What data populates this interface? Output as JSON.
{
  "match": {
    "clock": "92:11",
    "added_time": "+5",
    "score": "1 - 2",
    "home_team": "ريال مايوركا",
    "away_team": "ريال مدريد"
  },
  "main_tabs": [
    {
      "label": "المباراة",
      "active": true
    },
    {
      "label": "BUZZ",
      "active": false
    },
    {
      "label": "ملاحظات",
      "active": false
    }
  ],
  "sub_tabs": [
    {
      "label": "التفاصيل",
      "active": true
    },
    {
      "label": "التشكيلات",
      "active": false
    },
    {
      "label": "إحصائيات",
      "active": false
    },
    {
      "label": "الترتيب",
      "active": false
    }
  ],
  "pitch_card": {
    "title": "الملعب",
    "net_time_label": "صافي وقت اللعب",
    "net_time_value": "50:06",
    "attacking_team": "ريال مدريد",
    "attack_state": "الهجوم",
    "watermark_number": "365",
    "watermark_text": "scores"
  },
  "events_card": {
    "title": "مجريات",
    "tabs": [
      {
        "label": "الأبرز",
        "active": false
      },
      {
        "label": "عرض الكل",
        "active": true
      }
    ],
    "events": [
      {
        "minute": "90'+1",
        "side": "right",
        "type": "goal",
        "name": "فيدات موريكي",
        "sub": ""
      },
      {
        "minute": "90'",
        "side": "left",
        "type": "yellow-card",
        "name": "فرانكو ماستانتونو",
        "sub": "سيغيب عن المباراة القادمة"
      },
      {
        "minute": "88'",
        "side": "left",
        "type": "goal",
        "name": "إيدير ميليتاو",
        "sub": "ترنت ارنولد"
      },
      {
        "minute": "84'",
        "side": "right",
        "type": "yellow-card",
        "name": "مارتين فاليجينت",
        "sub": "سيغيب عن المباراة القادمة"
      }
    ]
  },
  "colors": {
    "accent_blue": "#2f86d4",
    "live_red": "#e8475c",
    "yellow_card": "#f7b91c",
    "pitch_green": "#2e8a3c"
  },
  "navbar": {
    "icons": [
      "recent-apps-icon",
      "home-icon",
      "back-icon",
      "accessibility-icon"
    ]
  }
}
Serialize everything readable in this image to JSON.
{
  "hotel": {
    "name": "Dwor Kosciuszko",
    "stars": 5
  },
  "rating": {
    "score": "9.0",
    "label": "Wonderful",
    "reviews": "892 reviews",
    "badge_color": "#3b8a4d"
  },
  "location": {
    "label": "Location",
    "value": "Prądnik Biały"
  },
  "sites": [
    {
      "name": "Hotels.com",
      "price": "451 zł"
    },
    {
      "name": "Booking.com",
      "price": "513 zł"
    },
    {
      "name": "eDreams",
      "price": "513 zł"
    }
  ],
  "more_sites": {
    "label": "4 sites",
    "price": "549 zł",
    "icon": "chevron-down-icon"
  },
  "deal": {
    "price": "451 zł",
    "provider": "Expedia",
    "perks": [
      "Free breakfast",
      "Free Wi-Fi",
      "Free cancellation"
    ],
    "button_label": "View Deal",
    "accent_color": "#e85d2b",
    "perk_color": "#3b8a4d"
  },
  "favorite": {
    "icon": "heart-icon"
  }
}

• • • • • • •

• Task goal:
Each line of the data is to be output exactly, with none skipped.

• Result:
What data populates this interface? Output as JSON.
{
  "match": {
    "clock": "92:11",
    "added_time": "+5",
    "score": "1 - 2",
    "home_team": "ريال مايوركا",
    "away_team": "ريال مدريد"
  },
  "main_tabs": [
    {
      "label": "المباراة",
      "active": true
    },
    {
      "label": "BUZZ",
      "active": false
    },
    {
      "label": "ملاحظات",
      "active": false
    }
  ],
  "sub_tabs": [
    {
      "label": "التفاصيل",
      "active": true
    },
    {
      "label": "التشكيلات",
      "active": false
    },
    {
      "label": "إحصائيات",
      "active": false
    },
    {
      "label": "الترتيب",
      "active": false
    }
  ],
  "pitch_card": {
    "title": "الملعب",
    "net_time_label": "صافي وقت اللعب",
    "net_time_value": "50:06",
    "attacking_team": "ريال مدريد",
    "attack_state": "الهجوم",
    "watermark_number": "365",
    "watermark_text": "scores"
  },
  "events_card": {
    "title": "مجريات",
    "tabs": [
      {
        "label": "الأبرز",
        "active": false
      },
      {
        "label": "عرض الكل",
        "active": true
      }
    ],
    "events": [
      {
        "minute": "90'+1",
        "side": "right",
        "type": "goal",
        "name": "فيدات موريكي",
        "sub": ""
      },
      {
        "minute": "90'",
        "side": "left",
        "type": "yellow-card",
        "name": "فرانكو ماستانتونو",
        "sub": "سيغيب عن المباراة القادمة"
      },
      {
        "minute": "88'",
        "side": "left",
        "type": "goal",
        "name": "إيدير ميليتاو",
        "sub": "ترنت ارنولد"
      },
      {
        "minute": "84'",
        "side": "right",
        "type": "yellow-card",
        "name": "مارتين فاليجينت",
        "sub": "سيغيب عن المباراة القادمة"
      }
    ]
  },
  "colors": {
    "accent_blue": "#2f86d4",
    "live_red": "#e8475c",
    "yellow_card": "#f7b91c",
    "pitch_green": "#2e8a3c"
  },
  "navbar": {
    "icons": [
      "recent-apps-icon",
      "home-icon",
      "back-icon",
      "accessibility-icon"
    ]
  }
}
Serialize everything readable in this image to JSON.
{
  "hotel": {
    "name": "Dwor Kosciuszko",
    "stars": 5
  },
  "rating": {
    "score": "9.0",
    "label": "Wonderful",
    "reviews": "892 reviews",
    "badge_color": "#3b8a4d"
  },
  "location": {
    "label": "Location",
    "value": "Prądnik Biały"
  },
  "sites": [
    {
      "name": "Hotels.com",
      "price": "451 zł"
    },
    {
      "name": "Booking.com",
      "price": "513 zł"
    },
    {
      "name": "eDreams",
      "price": "513 zł"
    }
  ],
  "more_sites": {
    "label": "4 sites",
    "price": "549 zł",
    "icon": "chevron-down-icon"
  },
  "deal": {
    "price": "451 zł",
    "provider": "Expedia",
    "perks": [
      "Free breakfast",
      "Free Wi-Fi",
      "Free cancellation"
    ],
    "button_label": "View Deal",
    "accent_color": "#e85d2b",
    "perk_color": "#3b8a4d"
  },
  "favorite": {
    "icon": "heart-icon"
  }
}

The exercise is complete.